(TASK DESCRIPTION):
Copy every line of the data that includes the string "time".

(WORKING DATA):
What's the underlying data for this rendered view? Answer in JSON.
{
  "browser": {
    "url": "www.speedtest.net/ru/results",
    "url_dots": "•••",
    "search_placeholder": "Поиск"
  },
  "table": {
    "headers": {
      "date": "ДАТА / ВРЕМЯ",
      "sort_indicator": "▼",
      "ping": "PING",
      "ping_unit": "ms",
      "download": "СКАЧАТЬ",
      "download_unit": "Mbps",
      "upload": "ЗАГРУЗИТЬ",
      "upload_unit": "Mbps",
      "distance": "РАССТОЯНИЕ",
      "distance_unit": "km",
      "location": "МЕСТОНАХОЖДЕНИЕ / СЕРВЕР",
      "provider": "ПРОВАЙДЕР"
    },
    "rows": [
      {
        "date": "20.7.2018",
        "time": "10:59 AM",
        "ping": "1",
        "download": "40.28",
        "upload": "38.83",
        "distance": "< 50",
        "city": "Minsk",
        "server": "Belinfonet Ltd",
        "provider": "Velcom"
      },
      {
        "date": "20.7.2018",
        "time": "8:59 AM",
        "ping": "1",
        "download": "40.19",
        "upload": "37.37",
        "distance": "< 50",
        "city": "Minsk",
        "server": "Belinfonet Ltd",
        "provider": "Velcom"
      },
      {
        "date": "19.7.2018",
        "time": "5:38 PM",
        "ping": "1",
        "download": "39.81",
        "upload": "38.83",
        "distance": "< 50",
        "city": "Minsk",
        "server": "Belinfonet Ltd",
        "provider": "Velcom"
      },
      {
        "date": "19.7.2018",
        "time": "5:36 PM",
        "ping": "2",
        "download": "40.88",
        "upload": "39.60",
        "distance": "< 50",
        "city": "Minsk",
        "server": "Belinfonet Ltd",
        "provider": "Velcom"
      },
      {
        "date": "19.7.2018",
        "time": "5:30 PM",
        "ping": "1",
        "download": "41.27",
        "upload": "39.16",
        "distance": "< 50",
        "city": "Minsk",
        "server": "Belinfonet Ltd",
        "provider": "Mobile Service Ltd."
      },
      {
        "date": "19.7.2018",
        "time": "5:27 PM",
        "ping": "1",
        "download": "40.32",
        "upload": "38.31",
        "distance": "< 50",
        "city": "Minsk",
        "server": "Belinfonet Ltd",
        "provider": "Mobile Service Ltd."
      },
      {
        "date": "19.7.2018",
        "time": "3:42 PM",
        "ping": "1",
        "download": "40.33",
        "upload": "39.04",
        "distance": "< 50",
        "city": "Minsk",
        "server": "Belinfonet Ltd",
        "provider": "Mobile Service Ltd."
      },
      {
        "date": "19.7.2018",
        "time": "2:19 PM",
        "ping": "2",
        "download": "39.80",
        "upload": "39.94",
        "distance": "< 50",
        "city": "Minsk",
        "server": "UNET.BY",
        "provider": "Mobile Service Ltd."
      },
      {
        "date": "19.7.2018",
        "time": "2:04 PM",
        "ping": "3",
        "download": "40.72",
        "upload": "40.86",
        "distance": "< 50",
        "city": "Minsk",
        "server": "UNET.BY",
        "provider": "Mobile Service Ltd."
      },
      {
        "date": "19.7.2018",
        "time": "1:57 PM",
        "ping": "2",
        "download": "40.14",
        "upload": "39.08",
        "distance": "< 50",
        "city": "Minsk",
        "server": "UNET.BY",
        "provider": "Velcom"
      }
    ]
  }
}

(EXPECTED OUTPUT):
        "time": "10:59 AM",
        "time": "8:59 AM",
        "time": "5:38 PM",
        "time": "5:36 PM",
        "time": "5:30 PM",
        "time": "5:27 PM",
        "time": "3:42 PM",
        "time": "2:19 PM",
        "time": "2:04 PM",
        "time": "1:57 PM",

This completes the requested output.